> **Problem statement**
All of the lines below should be copied word for word.

Stored data entries:
——

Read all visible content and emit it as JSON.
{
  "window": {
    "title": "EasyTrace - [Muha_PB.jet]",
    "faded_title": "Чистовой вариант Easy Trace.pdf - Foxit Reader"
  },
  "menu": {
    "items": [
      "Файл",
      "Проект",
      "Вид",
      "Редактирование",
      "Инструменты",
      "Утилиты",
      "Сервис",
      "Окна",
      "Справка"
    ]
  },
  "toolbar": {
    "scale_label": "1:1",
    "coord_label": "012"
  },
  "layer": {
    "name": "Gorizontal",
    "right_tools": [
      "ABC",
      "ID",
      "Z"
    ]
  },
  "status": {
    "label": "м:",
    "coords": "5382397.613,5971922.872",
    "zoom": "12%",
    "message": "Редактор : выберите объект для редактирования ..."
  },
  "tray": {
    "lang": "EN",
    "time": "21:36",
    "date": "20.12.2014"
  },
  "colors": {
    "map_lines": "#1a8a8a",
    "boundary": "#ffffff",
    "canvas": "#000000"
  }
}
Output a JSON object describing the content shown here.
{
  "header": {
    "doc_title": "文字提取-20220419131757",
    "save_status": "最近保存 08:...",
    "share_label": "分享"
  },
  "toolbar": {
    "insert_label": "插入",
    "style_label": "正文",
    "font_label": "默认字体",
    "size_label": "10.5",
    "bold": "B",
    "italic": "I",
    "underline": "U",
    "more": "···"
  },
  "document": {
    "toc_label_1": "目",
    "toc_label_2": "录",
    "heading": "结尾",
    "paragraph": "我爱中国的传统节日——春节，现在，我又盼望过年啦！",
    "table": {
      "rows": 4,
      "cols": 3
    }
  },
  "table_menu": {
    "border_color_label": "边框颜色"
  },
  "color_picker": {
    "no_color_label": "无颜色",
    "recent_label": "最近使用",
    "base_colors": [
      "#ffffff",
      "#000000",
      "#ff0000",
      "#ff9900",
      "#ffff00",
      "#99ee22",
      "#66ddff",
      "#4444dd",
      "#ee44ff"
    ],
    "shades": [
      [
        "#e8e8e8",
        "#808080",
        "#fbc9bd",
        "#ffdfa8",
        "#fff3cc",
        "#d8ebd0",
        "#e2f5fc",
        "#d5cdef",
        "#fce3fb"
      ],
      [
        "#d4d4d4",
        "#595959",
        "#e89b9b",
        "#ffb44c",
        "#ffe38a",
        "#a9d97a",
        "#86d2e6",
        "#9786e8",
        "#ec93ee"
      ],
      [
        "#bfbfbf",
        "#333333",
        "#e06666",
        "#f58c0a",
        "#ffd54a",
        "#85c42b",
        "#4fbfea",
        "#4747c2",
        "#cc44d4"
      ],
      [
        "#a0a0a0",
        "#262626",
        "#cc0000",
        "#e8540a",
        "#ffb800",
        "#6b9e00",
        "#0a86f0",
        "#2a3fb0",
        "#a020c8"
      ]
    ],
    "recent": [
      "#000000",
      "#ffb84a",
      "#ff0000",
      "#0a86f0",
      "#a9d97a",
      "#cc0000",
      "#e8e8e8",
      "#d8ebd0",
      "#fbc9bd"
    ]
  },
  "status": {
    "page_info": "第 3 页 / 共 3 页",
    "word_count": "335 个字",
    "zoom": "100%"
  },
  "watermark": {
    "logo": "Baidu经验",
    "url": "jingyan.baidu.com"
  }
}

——

> **Result below**
Read all visible content and emit it as JSON.
{
  "window": {
    "title": "EasyTrace - [Muha_PB.jet]",
    "faded_title": "Чистовой вариант Easy Trace.pdf - Foxit Reader"
  },
  "menu": {
    "items": [
      "Файл",
      "Проект",
      "Вид",
      "Редактирование",
      "Инструменты",
      "Утилиты",
      "Сервис",
      "Окна",
      "Справка"
    ]
  },
  "toolbar": {
    "scale_label": "1:1",
    "coord_label": "012"
  },
  "layer": {
    "name": "Gorizontal",
    "right_tools": [
      "ABC",
      "ID",
      "Z"
    ]
  },
  "status": {
    "label": "м:",
    "coords": "5382397.613,5971922.872",
    "zoom": "12%",
    "message": "Редактор : выберите объект для редактирования ..."
  },
  "tray": {
    "lang": "EN",
    "time": "21:36",
    "date": "20.12.2014"
  },
  "colors": {
    "map_lines": "#1a8a8a",
    "boundary": "#ffffff",
    "canvas": "#000000"
  }
}
Output a JSON object describing the content shown here.
{
  "header": {
    "doc_title": "文字提取-20220419131757",
    "save_status": "最近保存 08:...",
    "share_label": "分享"
  },
  "toolbar": {
    "insert_label": "插入",
    "style_label": "正文",
    "font_label": "默认字体",
    "size_label": "10.5",
    "bold": "B",
    "italic": "I",
    "underline": "U",
    "more": "···"
  },
  "document": {
    "toc_label_1": "目",
    "toc_label_2": "录",
    "heading": "结尾",
    "paragraph": "我爱中国的传统节日——春节，现在，我又盼望过年啦！",
    "table": {
      "rows": 4,
      "cols": 3
    }
  },
  "table_menu": {
    "border_color_label": "边框颜色"
  },
  "color_picker": {
    "no_color_label": "无颜色",
    "recent_label": "最近使用",
    "base_colors": [
      "#ffffff",
      "#000000",
      "#ff0000",
      "#ff9900",
      "#ffff00",
      "#99ee22",
      "#66ddff",
      "#4444dd",
      "#ee44ff"
    ],
    "shades": [
      [
        "#e8e8e8",
        "#808080",
        "#fbc9bd",
        "#ffdfa8",
        "#fff3cc",
        "#d8ebd0",
        "#e2f5fc",
        "#d5cdef",
        "#fce3fb"
      ],
      [
        "#d4d4d4",
        "#595959",
        "#e89b9b",
        "#ffb44c",
        "#ffe38a",
        "#a9d97a",
        "#86d2e6",
        "#9786e8",
        "#ec93ee"
      ],
      [
        "#bfbfbf",
        "#333333",
        "#e06666",
        "#f58c0a",
        "#ffd54a",
        "#85c42b",
        "#4fbfea",
        "#4747c2",
        "#cc44d4"
      ],
      [
        "#a0a0a0",
        "#262626",
        "#cc0000",
        "#e8540a",
        "#ffb800",
        "#6b9e00",
        "#0a86f0",
        "#2a3fb0",
        "#a020c8"
      ]
    ],
    "recent": [
      "#000000",
      "#ffb84a",
      "#ff0000",
      "#0a86f0",
      "#a9d97a",
      "#cc0000",
      "#e8e8e8",
      "#d8ebd0",
      "#fbc9bd"
    ]
  },
  "status": {
    "page_info": "第 3 页 / 共 3 页",
    "word_count": "335 个字",
    "zoom": "100%"
  },
  "watermark": {
    "logo": "Baidu经验",
    "url": "jingyan.baidu.com"
  }
}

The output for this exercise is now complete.